=== Begin Enclosure ===
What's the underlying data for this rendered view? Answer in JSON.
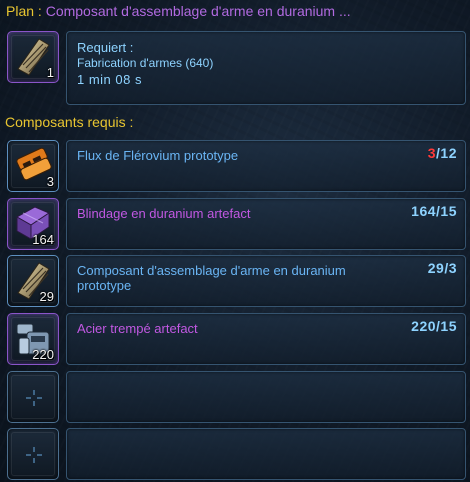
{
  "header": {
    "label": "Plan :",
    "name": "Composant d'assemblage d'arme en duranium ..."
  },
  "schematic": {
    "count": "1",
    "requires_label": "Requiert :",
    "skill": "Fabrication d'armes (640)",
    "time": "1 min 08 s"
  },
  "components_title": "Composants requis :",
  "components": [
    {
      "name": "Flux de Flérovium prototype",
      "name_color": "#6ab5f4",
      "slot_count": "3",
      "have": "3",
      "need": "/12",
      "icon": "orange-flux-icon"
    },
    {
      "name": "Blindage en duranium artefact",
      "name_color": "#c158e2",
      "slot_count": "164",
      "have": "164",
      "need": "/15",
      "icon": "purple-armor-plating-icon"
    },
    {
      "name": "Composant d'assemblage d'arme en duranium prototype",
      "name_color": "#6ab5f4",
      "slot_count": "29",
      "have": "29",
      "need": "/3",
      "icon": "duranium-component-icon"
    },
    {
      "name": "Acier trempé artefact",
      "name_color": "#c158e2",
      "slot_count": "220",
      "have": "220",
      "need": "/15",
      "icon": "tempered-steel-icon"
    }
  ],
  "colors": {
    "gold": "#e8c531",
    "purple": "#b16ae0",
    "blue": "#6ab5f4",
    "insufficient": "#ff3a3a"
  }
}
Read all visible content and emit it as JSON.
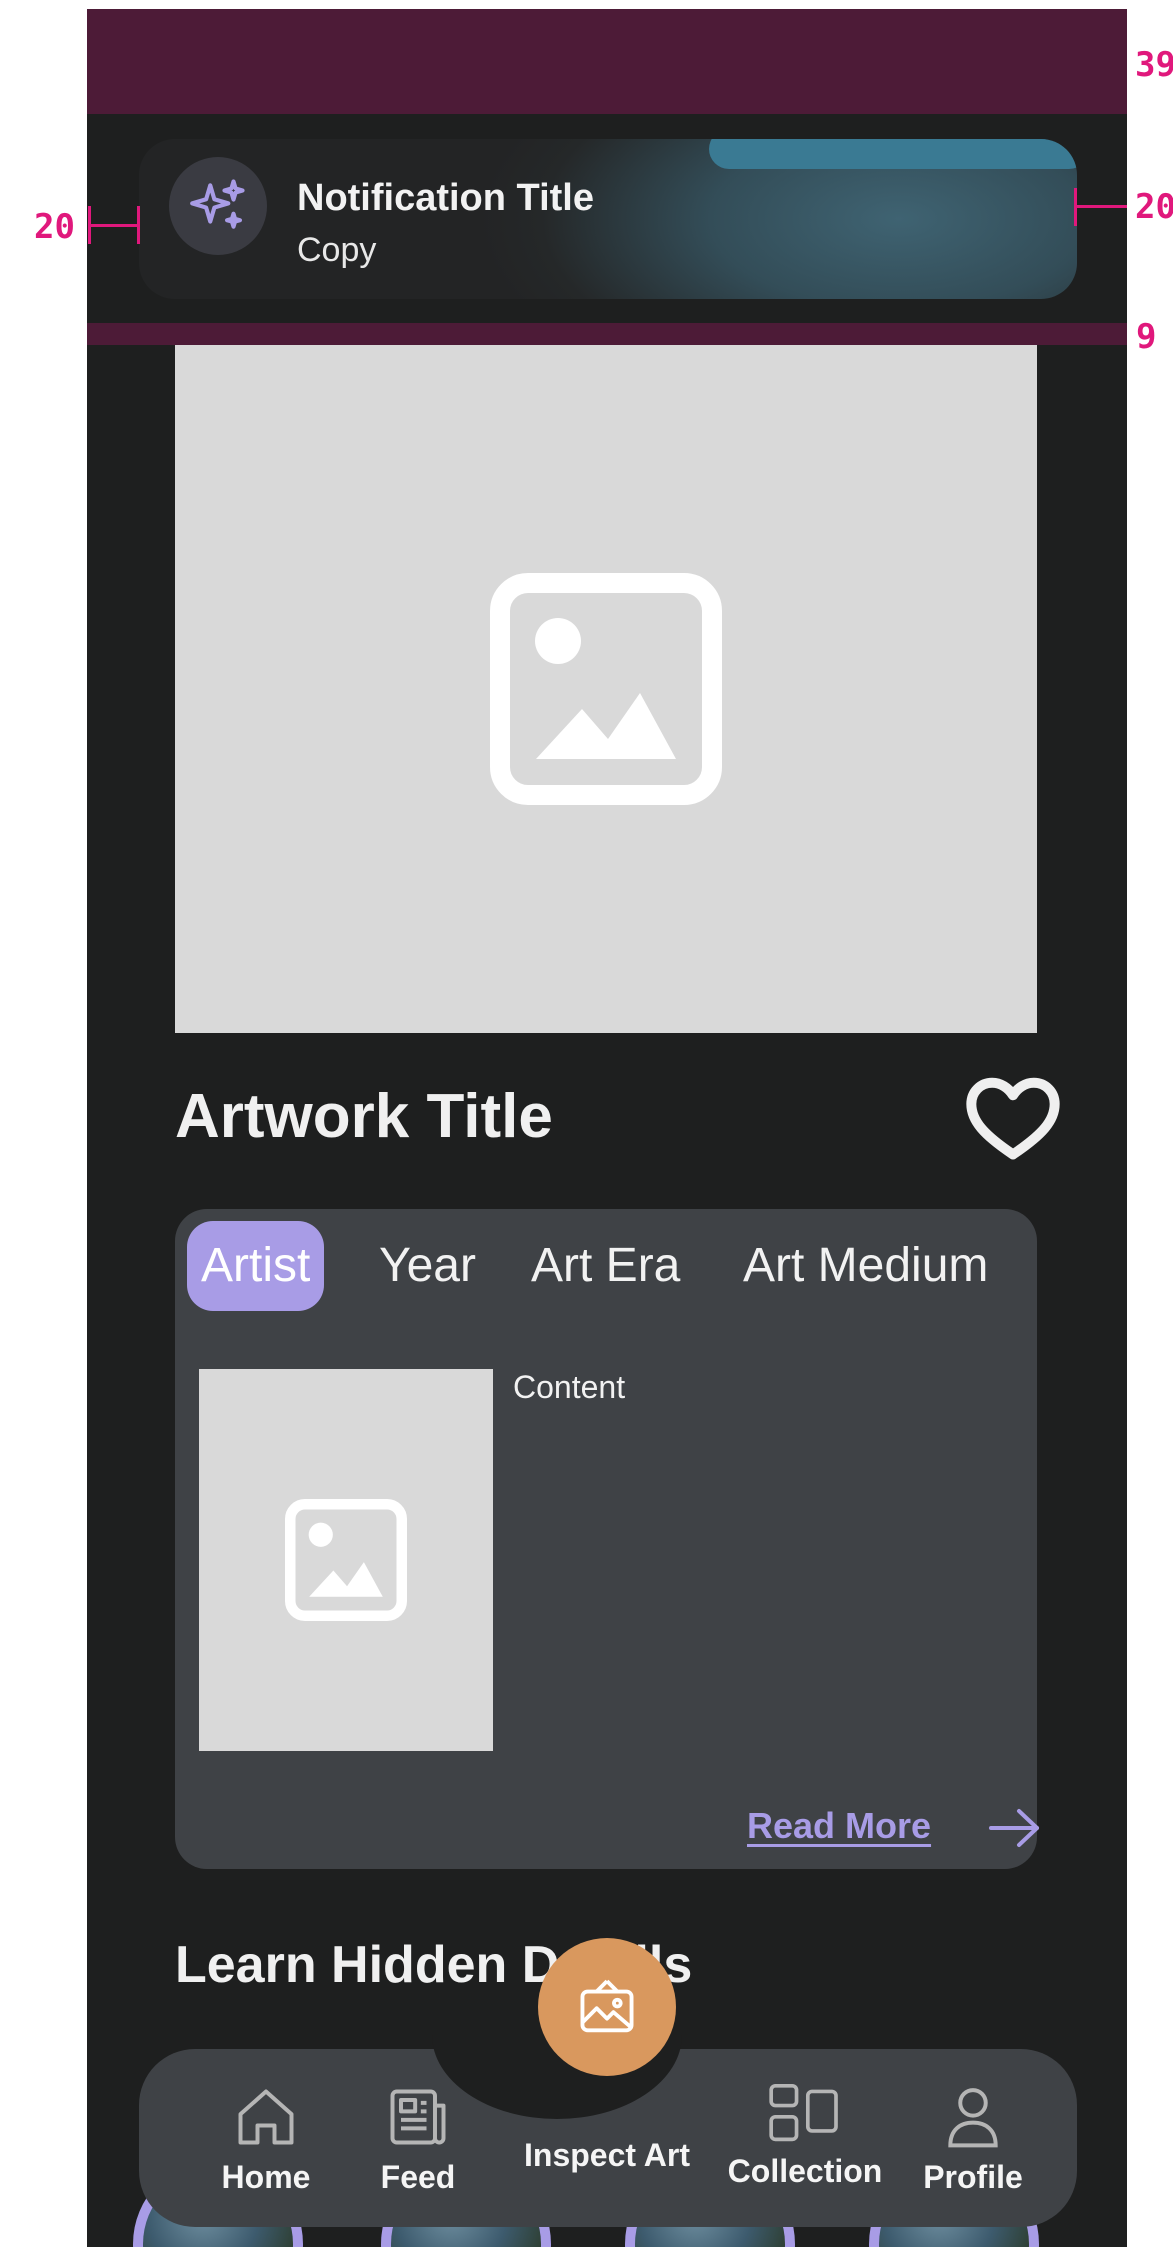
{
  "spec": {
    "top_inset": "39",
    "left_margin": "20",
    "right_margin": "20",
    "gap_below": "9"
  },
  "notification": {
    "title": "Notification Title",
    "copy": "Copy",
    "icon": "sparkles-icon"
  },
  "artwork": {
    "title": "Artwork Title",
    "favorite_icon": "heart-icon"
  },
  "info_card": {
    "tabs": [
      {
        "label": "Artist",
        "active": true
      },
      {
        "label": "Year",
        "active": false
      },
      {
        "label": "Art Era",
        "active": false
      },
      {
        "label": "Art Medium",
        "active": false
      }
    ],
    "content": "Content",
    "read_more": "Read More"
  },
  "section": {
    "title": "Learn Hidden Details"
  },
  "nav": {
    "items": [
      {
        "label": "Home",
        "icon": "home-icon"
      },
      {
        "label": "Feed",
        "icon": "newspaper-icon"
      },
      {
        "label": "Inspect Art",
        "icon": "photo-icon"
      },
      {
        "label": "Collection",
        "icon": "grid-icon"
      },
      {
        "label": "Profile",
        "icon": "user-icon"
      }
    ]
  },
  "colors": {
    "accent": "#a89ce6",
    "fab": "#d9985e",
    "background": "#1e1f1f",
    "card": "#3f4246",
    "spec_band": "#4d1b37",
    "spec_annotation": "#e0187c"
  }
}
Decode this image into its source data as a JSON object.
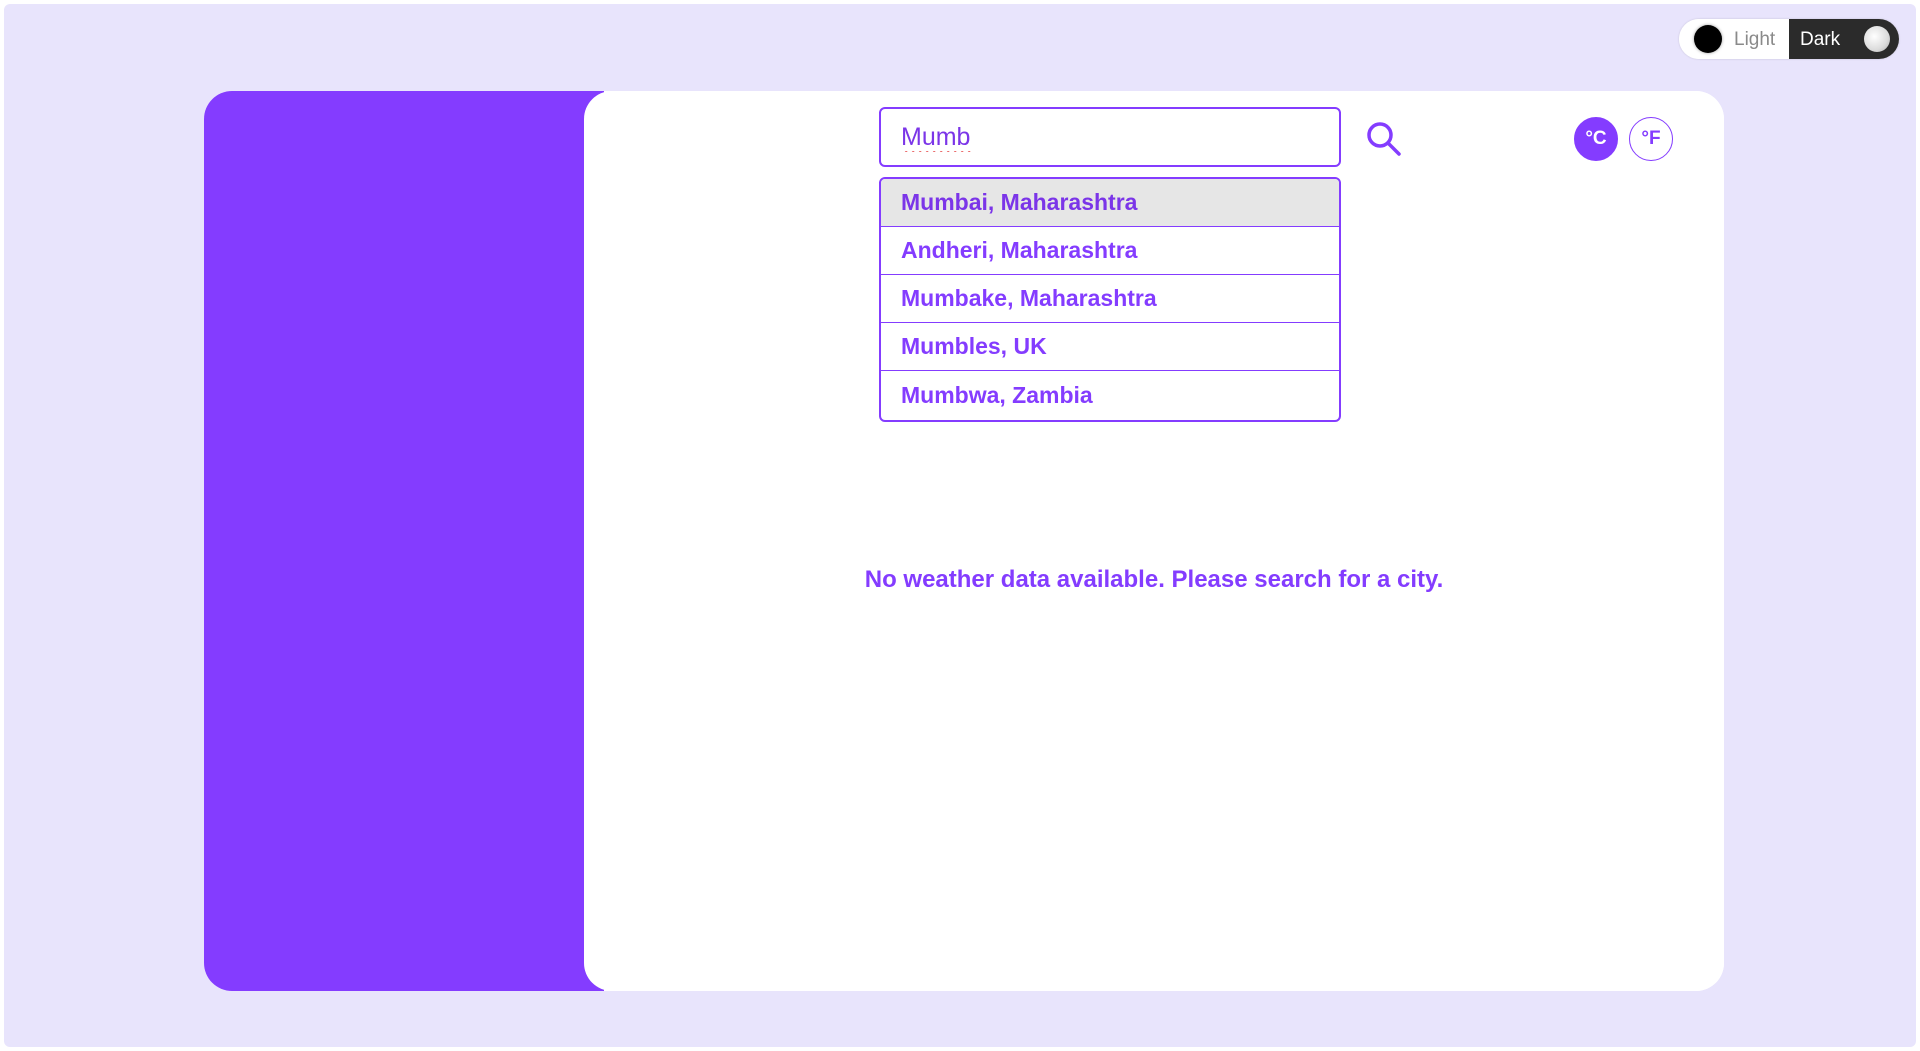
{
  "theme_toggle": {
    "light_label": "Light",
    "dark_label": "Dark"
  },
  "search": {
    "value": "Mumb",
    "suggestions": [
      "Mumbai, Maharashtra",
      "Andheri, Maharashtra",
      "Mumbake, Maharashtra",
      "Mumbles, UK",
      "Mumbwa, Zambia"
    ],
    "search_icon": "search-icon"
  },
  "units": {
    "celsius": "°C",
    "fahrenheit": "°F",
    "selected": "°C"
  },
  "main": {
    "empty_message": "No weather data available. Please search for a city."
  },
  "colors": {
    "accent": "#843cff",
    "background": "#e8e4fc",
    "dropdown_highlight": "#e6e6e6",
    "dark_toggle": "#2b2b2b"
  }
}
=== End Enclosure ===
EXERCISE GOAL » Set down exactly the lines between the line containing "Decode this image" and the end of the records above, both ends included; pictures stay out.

RESULT OF THE EXERCISE »
Decode this image into its source data as a JSON object.
{
  "theme_toggle": {
    "light_label": "Light",
    "dark_label": "Dark"
  },
  "search": {
    "value": "Mumb",
    "suggestions": [
      "Mumbai, Maharashtra",
      "Andheri, Maharashtra",
      "Mumbake, Maharashtra",
      "Mumbles, UK",
      "Mumbwa, Zambia"
    ],
    "search_icon": "search-icon"
  },
  "units": {
    "celsius": "°C",
    "fahrenheit": "°F",
    "selected": "°C"
  },
  "main": {
    "empty_message": "No weather data available. Please search for a city."
  },
  "colors": {
    "accent": "#843cff",
    "background": "#e8e4fc",
    "dropdown_highlight": "#e6e6e6",
    "dark_toggle": "#2b2b2b"
  }
}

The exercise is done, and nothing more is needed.